Normally, the phrase Italy’s government collapses wouldn’t be cause for alarm here in Italy. After all, we’ve gone through 14 prime ministers and 19 governments in the last 30 years. But now what’s waiting in the wings, what is favored to win the snap Sept. 25 elections, is a right-wing coalition led by the neo-fascist Brothers of Italy.
Monti: Rome’s historical and hippest neighborhood (and once my favorite) is a slow victim of gentrification
Monti has been a prominent Roman neighborhood since Ancient Rome but has changed its face over the centuries. Once Rome’s most teeming ghetto, it became a place to be for the rich in the Middle Ages and later the hippest place in Rome and now has gentrified into just another touristy neighborhood. It was my goal to live there. Not anymore.
Overtourism in Italy: Some hot spots are cutting back but pretty and crowded Cinque Terre isn’t one of them

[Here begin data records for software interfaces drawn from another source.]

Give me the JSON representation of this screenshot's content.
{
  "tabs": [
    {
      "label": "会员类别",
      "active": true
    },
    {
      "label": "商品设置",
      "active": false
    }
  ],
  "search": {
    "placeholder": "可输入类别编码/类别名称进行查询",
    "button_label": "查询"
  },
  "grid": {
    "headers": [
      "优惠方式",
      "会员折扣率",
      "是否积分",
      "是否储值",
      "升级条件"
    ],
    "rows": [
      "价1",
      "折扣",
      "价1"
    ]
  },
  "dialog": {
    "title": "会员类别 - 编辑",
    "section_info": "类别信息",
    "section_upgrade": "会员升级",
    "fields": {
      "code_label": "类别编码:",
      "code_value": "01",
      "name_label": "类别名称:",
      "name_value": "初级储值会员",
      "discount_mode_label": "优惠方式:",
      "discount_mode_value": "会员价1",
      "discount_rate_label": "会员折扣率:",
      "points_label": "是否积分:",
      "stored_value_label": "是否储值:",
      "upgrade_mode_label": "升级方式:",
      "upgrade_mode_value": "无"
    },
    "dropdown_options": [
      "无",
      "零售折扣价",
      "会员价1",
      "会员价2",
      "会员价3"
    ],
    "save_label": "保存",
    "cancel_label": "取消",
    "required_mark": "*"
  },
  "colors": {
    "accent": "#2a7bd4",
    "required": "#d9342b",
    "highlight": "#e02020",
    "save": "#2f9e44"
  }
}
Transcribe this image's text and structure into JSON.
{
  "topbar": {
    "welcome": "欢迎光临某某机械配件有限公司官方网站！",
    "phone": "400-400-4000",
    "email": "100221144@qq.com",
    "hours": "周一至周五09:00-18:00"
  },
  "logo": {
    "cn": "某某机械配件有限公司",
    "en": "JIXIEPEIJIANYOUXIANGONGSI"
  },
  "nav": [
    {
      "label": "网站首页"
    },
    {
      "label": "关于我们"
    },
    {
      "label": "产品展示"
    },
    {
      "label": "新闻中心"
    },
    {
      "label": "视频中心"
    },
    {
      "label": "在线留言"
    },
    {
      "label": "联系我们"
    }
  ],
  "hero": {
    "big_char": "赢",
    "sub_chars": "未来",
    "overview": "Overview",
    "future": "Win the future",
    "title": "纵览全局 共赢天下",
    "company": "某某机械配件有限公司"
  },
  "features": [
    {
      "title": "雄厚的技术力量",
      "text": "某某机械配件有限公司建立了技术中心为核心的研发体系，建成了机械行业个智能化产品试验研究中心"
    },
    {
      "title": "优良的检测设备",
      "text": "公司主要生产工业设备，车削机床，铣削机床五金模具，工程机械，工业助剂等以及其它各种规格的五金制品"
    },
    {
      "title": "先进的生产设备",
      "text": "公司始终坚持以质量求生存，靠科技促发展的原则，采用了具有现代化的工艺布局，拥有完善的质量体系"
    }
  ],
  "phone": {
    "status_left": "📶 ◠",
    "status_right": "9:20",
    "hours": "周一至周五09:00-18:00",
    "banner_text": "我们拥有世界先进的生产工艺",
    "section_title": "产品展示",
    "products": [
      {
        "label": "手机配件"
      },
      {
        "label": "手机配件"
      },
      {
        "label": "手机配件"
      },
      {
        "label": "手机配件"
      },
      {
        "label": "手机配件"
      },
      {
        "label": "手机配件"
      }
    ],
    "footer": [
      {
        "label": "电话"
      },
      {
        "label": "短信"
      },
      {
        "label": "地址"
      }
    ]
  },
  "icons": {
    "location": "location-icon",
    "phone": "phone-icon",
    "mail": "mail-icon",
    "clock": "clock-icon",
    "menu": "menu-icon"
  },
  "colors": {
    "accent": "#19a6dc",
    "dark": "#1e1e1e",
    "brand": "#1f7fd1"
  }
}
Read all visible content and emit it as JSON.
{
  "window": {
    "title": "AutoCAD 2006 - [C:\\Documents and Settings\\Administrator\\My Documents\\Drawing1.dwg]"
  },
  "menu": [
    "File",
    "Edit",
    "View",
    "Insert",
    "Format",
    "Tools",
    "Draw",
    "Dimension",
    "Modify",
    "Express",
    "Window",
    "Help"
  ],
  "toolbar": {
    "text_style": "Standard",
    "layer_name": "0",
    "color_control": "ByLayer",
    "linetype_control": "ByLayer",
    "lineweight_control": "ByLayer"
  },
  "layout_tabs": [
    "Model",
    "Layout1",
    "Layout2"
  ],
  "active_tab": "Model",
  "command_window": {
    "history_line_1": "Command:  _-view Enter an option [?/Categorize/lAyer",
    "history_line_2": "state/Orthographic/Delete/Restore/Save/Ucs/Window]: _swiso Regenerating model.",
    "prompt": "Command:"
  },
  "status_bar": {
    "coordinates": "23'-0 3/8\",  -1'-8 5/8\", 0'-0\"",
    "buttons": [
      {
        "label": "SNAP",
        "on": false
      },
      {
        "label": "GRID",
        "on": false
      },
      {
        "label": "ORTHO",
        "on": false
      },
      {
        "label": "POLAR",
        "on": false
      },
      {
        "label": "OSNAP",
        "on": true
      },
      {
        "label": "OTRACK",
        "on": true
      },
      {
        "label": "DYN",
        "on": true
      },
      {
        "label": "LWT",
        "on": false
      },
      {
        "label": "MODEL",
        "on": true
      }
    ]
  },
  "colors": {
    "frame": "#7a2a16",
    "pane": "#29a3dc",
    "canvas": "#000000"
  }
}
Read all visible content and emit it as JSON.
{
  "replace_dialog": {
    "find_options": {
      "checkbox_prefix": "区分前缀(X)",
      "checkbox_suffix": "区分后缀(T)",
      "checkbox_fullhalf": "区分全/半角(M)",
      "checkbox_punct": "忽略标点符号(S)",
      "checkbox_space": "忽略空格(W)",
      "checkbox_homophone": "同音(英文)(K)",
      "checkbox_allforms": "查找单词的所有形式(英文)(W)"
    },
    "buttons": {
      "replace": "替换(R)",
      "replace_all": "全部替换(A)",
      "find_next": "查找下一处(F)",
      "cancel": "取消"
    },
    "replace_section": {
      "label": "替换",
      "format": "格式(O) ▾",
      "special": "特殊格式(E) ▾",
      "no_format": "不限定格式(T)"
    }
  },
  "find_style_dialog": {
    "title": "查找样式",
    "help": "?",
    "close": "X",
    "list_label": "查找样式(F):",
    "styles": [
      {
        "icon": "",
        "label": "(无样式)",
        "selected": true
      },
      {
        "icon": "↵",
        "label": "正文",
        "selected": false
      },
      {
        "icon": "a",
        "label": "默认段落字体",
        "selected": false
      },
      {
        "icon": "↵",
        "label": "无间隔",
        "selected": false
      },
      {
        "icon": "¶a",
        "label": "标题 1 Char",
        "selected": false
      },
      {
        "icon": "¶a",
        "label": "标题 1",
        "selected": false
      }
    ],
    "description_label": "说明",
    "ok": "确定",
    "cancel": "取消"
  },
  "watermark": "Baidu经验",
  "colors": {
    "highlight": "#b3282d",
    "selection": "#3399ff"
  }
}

Cinque Terre is a UNESCO Heritage Site consisting of five pastel-colored villages on the Ligurian Sea. It gets 2.5 million visitors a year and when we visited over the weekend it felt like they were all there with us. The village of Vernazza was packed. As Italy recovers from Covid, tourism is back in full and some places are laying down limitations. Cinque Terre is not.
Elba: Napoleon Bonaparte’s island of exile still an Italian beach paradise — but you’d better bring your car
Elba sits an hour’s ferry ride off the coast of Tuscany and for half a century has been one of the most popular summer destinations for Italians and Europeans alike. But you’d better bring a car. Marina and I were two of the few who didn’t and learned the hard way that island transportation isn’t reliable. Still, it was worth it to have a beautiful hotel with a pool in the countryside and we still made it to two relaxing beaches. We did not, however, beat the crowds. Elba is filling up fast.
I’m often reminded of why I live in Italy and last week’s Texas massacre gave me another reason. An 18-year-old walked into a gunstore and legally bought two semi-automatic weapons to blow away 19 children, aged 9-11, and two adults. You can’t buy semi-automatic weapons in Italy. You need certificates from doctors in Italy. You need safety courses in Italy. Five years after the Las Vegas massacre moved me to compare the gun laws in my two countries, I’m forced to do an update.
A.S. Roma on verge of its first official European trophy has this Romanista on edge of his red and yellow couch
Since trading my sports writer’s hat for a fan’s banner upon retiring to Rome eight years ago, I’ve waited patiently for my adopted team, A.S. Roma, to achieve greatness. Wednesday night it can earn its first official European trophy in its 95-year history. I attended last week’s media day in preparation for Wednesday Conference League final in Tirana, Albana, against Feyenoord of Holland.